With weather reports received during the drive to the southern coast of Victoria indicating strong north-easterly winds the planned start at Tidal River for a kayak around Wilsons Promontory to Refuge Cove was switched to a longer kayak from Port Welshpool (on the other side of Wilson Promontory) to Five Mile Beach then onto Refuge Bay which would be sheltered from the strong north-easterly wind.
The Sydney to Hobart Kayak Trip by Simeon Michaels.
Reaching out for a better future.
Fun in a wave
In the Summer of 2007, I paddled from Sydney to Hobart. The 2000km, 2½ month trip was dedicated to raising awareness about a pulp mill proposed for the Tamar Valley in Northern Tasmania. If it proceeds, the mill will consume 5 million tonnes of forest every year, pollute the air, and pump billions litres of dioxin-laden effluent into the crystal waters of the Bass Strait – not something a kayaker (or anyone else for that matter) wants to see. My trip also raised money to advocate for sustainable alternatives to the proposed mill– the future that Tasmania deserves.
The trip website http://www.paddlewithsim.com/ records the adventure, with stories about sharks, storms, crossing the Bass Strait and coping with the challenges that inevitably arise on a trip of that length. The site also allows you to sign the petition against Gunns proposed pulp mill. Check it out.
South West Tasmania February 2007
Rob Casamento, Richard Harbury, Cam and Mick Robertson
To view information relating to ocean swell and weather conditions during this trip, click on the following link Download wave rider info

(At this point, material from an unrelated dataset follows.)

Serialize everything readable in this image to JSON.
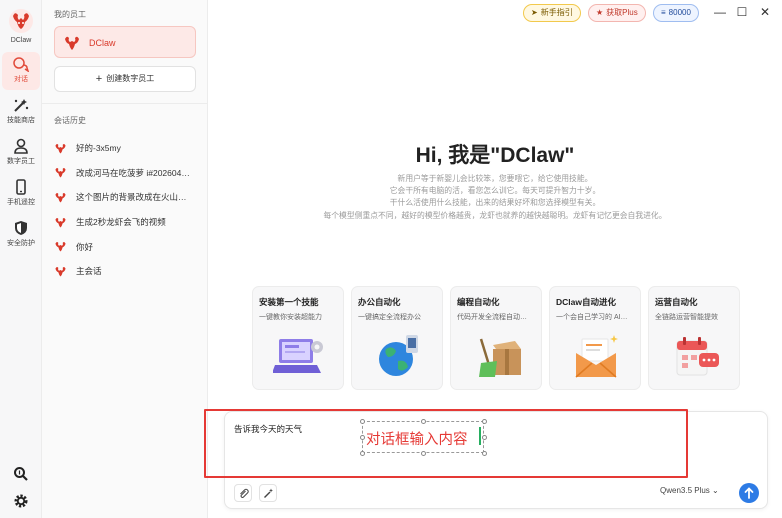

During the last two weeks of February the four of us paddled nearly 300km from Macquarie Heads to Cockle Creek along the South West Tassie coast. There were no roads between our start and finish point, and no people save a few fishermen and some South Coast walkers on the last stretch. This was a fabulous trip, and although words and pictures could never do it justice, here are some of the highs and lows.